The Hero With a Thousand Faces
(The Hero's Journey)
"...(the call of adventure is to) a forest, a kingdom underground, beneath the waves, or above the sky, a secret island, lofty mountaintop, or profound dream state; but it is always a place of strangely fluid and polymorphous beings, unimaginable torments, super human deeds, and impossible delight...
Refusal of the summons converts the adventure into its negative. Walled in boredom, hard work, or 'culture,' the subject loses the power of significant affirmative action and becomes a victim to be saved. His flowering world becomes a wasteland of dry stones and his life feels meaningless—even though...he may through titanic effort succeed in building an empire or renown. Whatever house he builds, it will be a house of death: a labyrinth of cyclopean walls to hide from him his minotaur. All he can do is create new problems for himself and await the gradual approach of his disintegration...
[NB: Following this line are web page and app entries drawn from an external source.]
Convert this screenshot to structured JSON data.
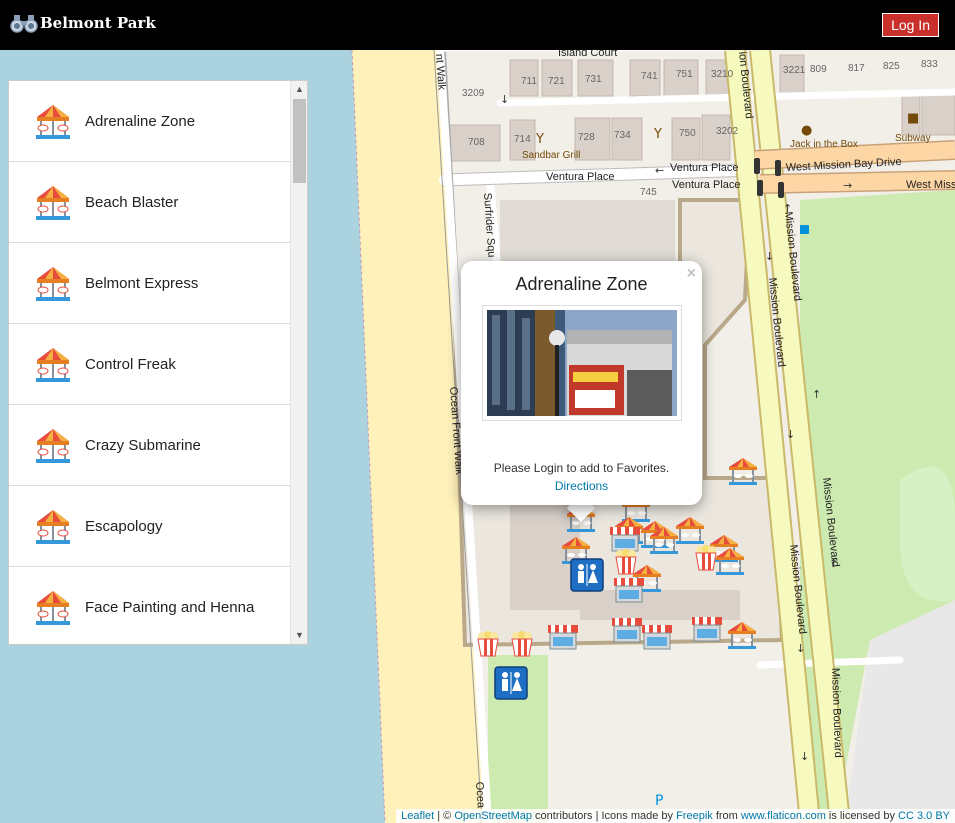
{
  "header": {
    "brand": "Belmont Park",
    "login_label": "Log In"
  },
  "attractions": [
    {
      "label": "Adrenaline Zone",
      "icon": "carousel-icon"
    },
    {
      "label": "Beach Blaster",
      "icon": "carousel-icon"
    },
    {
      "label": "Belmont Express",
      "icon": "carousel-icon"
    },
    {
      "label": "Control Freak",
      "icon": "carousel-icon"
    },
    {
      "label": "Crazy Submarine",
      "icon": "carousel-icon"
    },
    {
      "label": "Escapology",
      "icon": "carousel-icon"
    },
    {
      "label": "Face Painting and Henna",
      "icon": "carousel-icon"
    }
  ],
  "popup": {
    "title": "Adrenaline Zone",
    "close": "×",
    "message": "Please Login to add to Favorites.",
    "directions": "Directions"
  },
  "map_labels": {
    "island_court": "Island Court",
    "ventura_place": "Ventura Place",
    "ventura_place_2": "Ventura Place",
    "ventura_place_3": "Ventura Place",
    "west_mission_bay": "West Mission Bay Drive",
    "west_miss": "West Miss",
    "mission_blvd_1": "Mission Boulevard",
    "mission_blvd_2": "Mission Boulevard",
    "mission_blvd_3": "Mission Boulevard",
    "mission_blvd_4": "Mission Boulevard",
    "mission_blvd_5": "Mission Boulevard",
    "ion_blvd": "ion Boulevard",
    "surfrider": "Surfrider Squ",
    "ocean_front_walk": "Ocean Front Walk",
    "ocean_front_walk_2": "nt Walk",
    "ocean_bottom": "Ocea",
    "sandbar": "Sandbar Grill",
    "jack": "Jack in the Box",
    "subway": "Subway",
    "parking": "P",
    "house_numbers": [
      "711",
      "721",
      "731",
      "741",
      "751",
      "3210",
      "3221",
      "809",
      "817",
      "825",
      "833",
      "3209",
      "708",
      "714",
      "728",
      "734",
      "750",
      "3202",
      "745"
    ]
  },
  "attribution": {
    "leaflet": "Leaflet",
    "sep": " | © ",
    "osm": "OpenStreetMap",
    "contributors": " contributors | Icons made by ",
    "freepik": "Freepik",
    "from": " from ",
    "flaticon": "www.flaticon.com",
    "licensed": " is licensed by ",
    "cc": "CC 3.0 BY"
  },
  "colors": {
    "header_bg": "#000000",
    "login_bg": "#c9302c",
    "water": "#aad3df",
    "sand": "#fff1ba",
    "park": "#cdebb0",
    "primary_road": "#f7fabf",
    "secondary_road": "#fcd6a4",
    "link": "#0078a8"
  }
}
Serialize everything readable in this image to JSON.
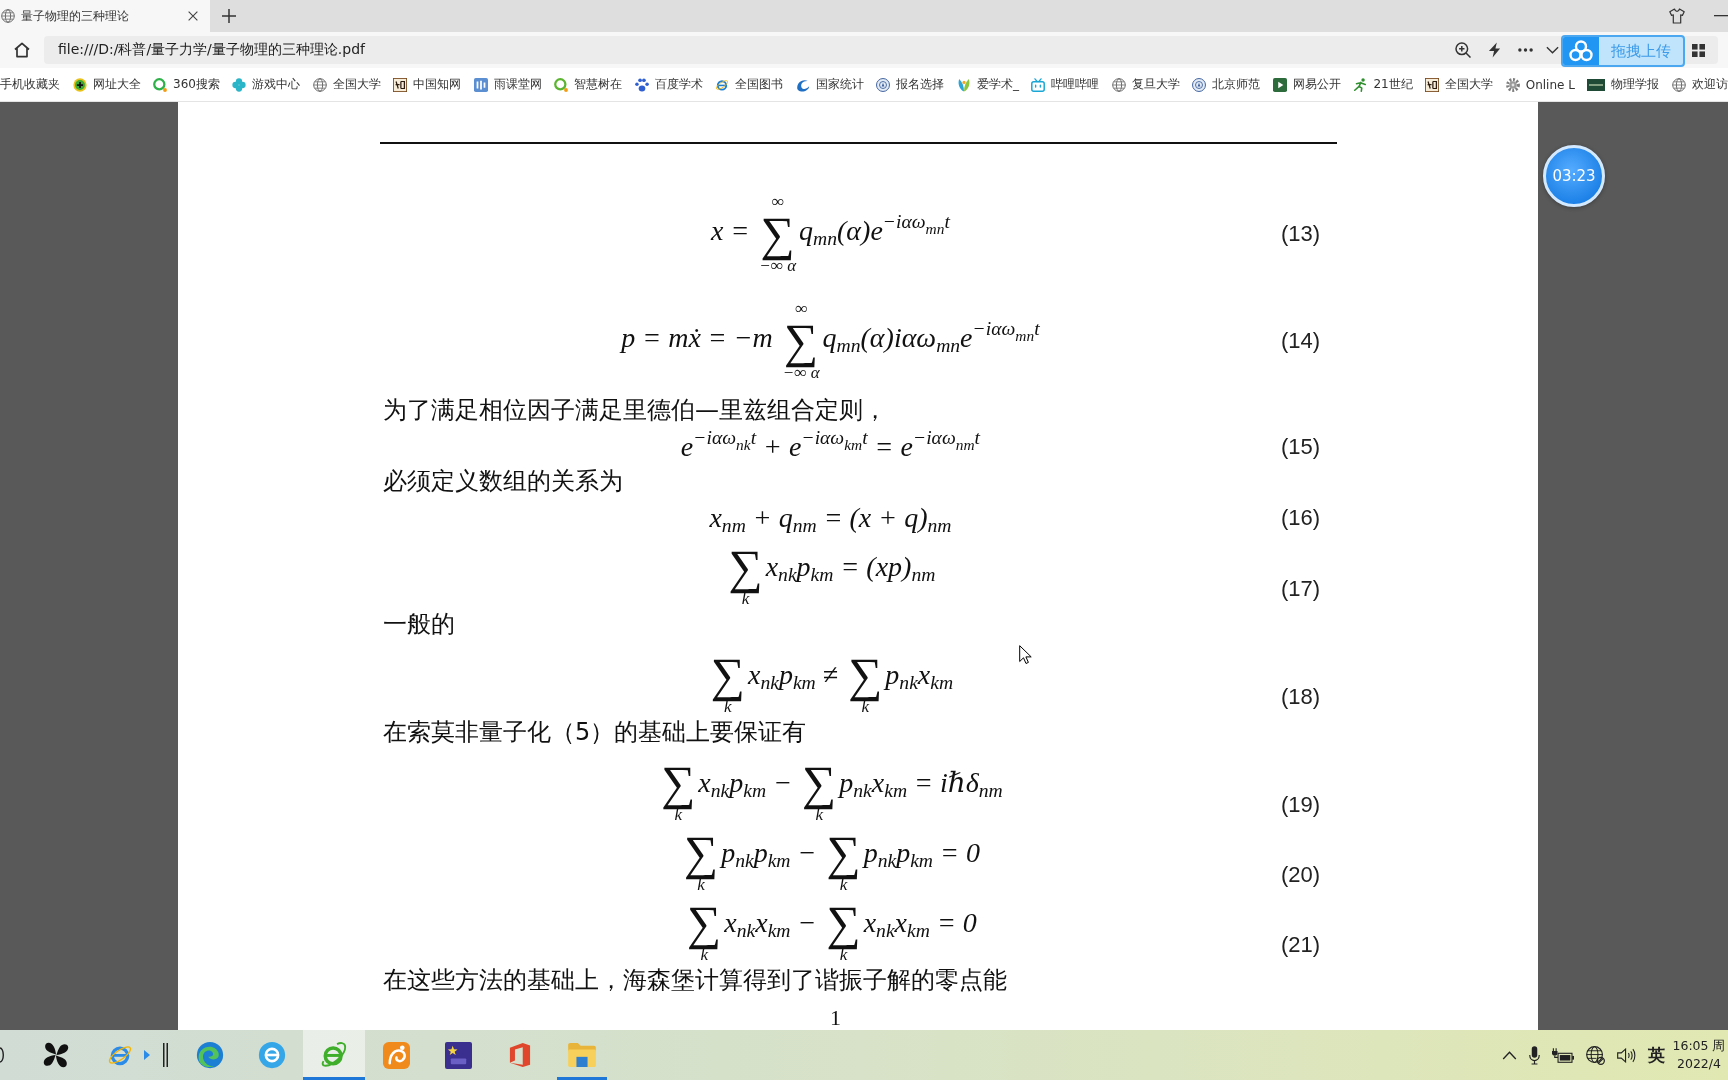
{
  "browser": {
    "tab": {
      "title": "量子物理的三种理论",
      "selected": true
    },
    "address": {
      "value": "file:///D:/科普/量子力学/量子物理的三种理论.pdf"
    },
    "upload_button": {
      "label": "拖拽上传"
    },
    "bookmarks": [
      {
        "label": "手机收藏夹"
      },
      {
        "label": "网址大全"
      },
      {
        "label": "360搜索"
      },
      {
        "label": "游戏中心"
      },
      {
        "label": "全国大学"
      },
      {
        "label": "中国知网"
      },
      {
        "label": "雨课堂网"
      },
      {
        "label": "智慧树在"
      },
      {
        "label": "百度学术"
      },
      {
        "label": "全国图书"
      },
      {
        "label": "国家统计"
      },
      {
        "label": "报名选择"
      },
      {
        "label": "爱学术_"
      },
      {
        "label": "哔哩哔哩"
      },
      {
        "label": "复旦大学"
      },
      {
        "label": "北京师范"
      },
      {
        "label": "网易公开"
      },
      {
        "label": "21世纪"
      },
      {
        "label": "全国大学"
      },
      {
        "label": "Online L"
      },
      {
        "label": "物理学报"
      },
      {
        "label": "欢迎访"
      }
    ]
  },
  "document": {
    "blocks": [
      {
        "kind": "equation",
        "number": "(13)",
        "parts": [
          {
            "kind": "math",
            "text": "x = "
          },
          {
            "kind": "sum",
            "symbol": "∑",
            "over": "∞",
            "under": "−∞ α"
          },
          {
            "kind": "math",
            "text": "q$_{mn}$(α)e$^{−iαω}$$_{mn}$$^{t}$"
          }
        ]
      },
      {
        "kind": "equation",
        "number": "(14)",
        "parts": [
          {
            "kind": "math",
            "text": "p = mẋ = −m "
          },
          {
            "kind": "sum",
            "symbol": "∑",
            "over": "∞",
            "under": "−∞ α"
          },
          {
            "kind": "math",
            "text": "q$_{mn}$(α)iαω$_{mn}$e$^{−iαω}$$_{mn}$$^{t}$"
          }
        ]
      },
      {
        "kind": "text",
        "text": "为了满足相位因子满足里德伯—里兹组合定则，"
      },
      {
        "kind": "equation",
        "number": "(15)",
        "parts": [
          {
            "kind": "math",
            "text": "e$^{−iαω}$$_{nk}$$^{t}$ + e$^{−iαω}$$_{km}$$^{t}$ = e$^{−iαω}$$_{nm}$$^{t}$"
          }
        ]
      },
      {
        "kind": "text",
        "text": "必须定义数组的关系为"
      },
      {
        "kind": "equation",
        "number": "(16)",
        "parts": [
          {
            "kind": "math",
            "text": "x$_{nm}$ + q$_{nm}$ = (x + q)$_{nm}$"
          }
        ]
      },
      {
        "kind": "equation",
        "number": "(17)",
        "parts": [
          {
            "kind": "sum",
            "symbol": "∑",
            "under": "k"
          },
          {
            "kind": "math",
            "text": "x$_{nk}$p$_{km}$ = (xp)$_{nm}$"
          }
        ]
      },
      {
        "kind": "text",
        "text": "一般的"
      },
      {
        "kind": "equation",
        "number": "(18)",
        "parts": [
          {
            "kind": "sum",
            "symbol": "∑",
            "under": "k"
          },
          {
            "kind": "math",
            "text": "x$_{nk}$p$_{km}$ ≠ "
          },
          {
            "kind": "sum",
            "symbol": "∑",
            "under": "k"
          },
          {
            "kind": "math",
            "text": "p$_{nk}$x$_{km}$"
          }
        ]
      },
      {
        "kind": "text",
        "text": "在索莫非量子化（5）的基础上要保证有"
      },
      {
        "kind": "equation",
        "number": "(19)",
        "parts": [
          {
            "kind": "sum",
            "symbol": "∑",
            "under": "k"
          },
          {
            "kind": "math",
            "text": "x$_{nk}$p$_{km}$ − "
          },
          {
            "kind": "sum",
            "symbol": "∑",
            "under": "k"
          },
          {
            "kind": "math",
            "text": "p$_{nk}$x$_{km}$ = iℏδ$_{nm}$"
          }
        ]
      },
      {
        "kind": "equation",
        "number": "(20)",
        "parts": [
          {
            "kind": "sum",
            "symbol": "∑",
            "under": "k"
          },
          {
            "kind": "math",
            "text": "p$_{nk}$p$_{km}$ − "
          },
          {
            "kind": "sum",
            "symbol": "∑",
            "under": "k"
          },
          {
            "kind": "math",
            "text": "p$_{nk}$p$_{km}$ = 0"
          }
        ]
      },
      {
        "kind": "equation",
        "number": "(21)",
        "parts": [
          {
            "kind": "sum",
            "symbol": "∑",
            "under": "k"
          },
          {
            "kind": "math",
            "text": "x$_{nk}$x$_{km}$ − "
          },
          {
            "kind": "sum",
            "symbol": "∑",
            "under": "k"
          },
          {
            "kind": "math",
            "text": "x$_{nk}$x$_{km}$ = 0"
          }
        ]
      },
      {
        "kind": "text",
        "text": "在这些方法的基础上，海森堡计算得到了谐振子解的零点能"
      }
    ],
    "page_number": "1"
  },
  "timer": {
    "time": "03:23"
  },
  "taskbar": {
    "apps": [
      {
        "selected": false,
        "running": false
      },
      {
        "selected": false,
        "running": false
      },
      {
        "selected": false,
        "running": false
      },
      {
        "selected": false,
        "running": false
      },
      {
        "selected": true,
        "running": true
      },
      {
        "selected": false,
        "running": false
      },
      {
        "selected": false,
        "running": false
      },
      {
        "selected": false,
        "running": false
      },
      {
        "selected": false,
        "running": true
      }
    ],
    "input_method": "英",
    "clock": {
      "time": "16:05 周",
      "date": "2022/4"
    }
  }
}
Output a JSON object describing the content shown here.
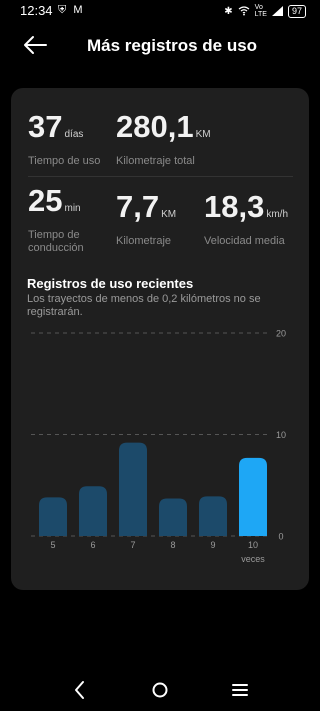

For those who have not refused the call,
the first encounter of the hero journey is with a protective figure...who provides the adventurer with amulets against the dragon forces he is about to pass. What such a figure represents is the benign, protecting power of destiny...a reassurance—promise that the peace of Paradise... is not to be lost; that it supports the present and stands in the future as well as in the past...that though omnipotence may seem to be endangered by the threshold passages and life awakenings, protective power is always and ever present within or just behind the unfamiliar features of the world.
One has only to know and trust, and the ageless guardians will appear.
Having responded to his own call, and continuing to follow courageously as the consequences unfold, the hero finds all the forces of the unconscious at his side. Mother Nature herself supports the mighty task. And in so far as the hero's act coincides with that for which his society is ready, he seems to ride on the great rhythm of the historical process."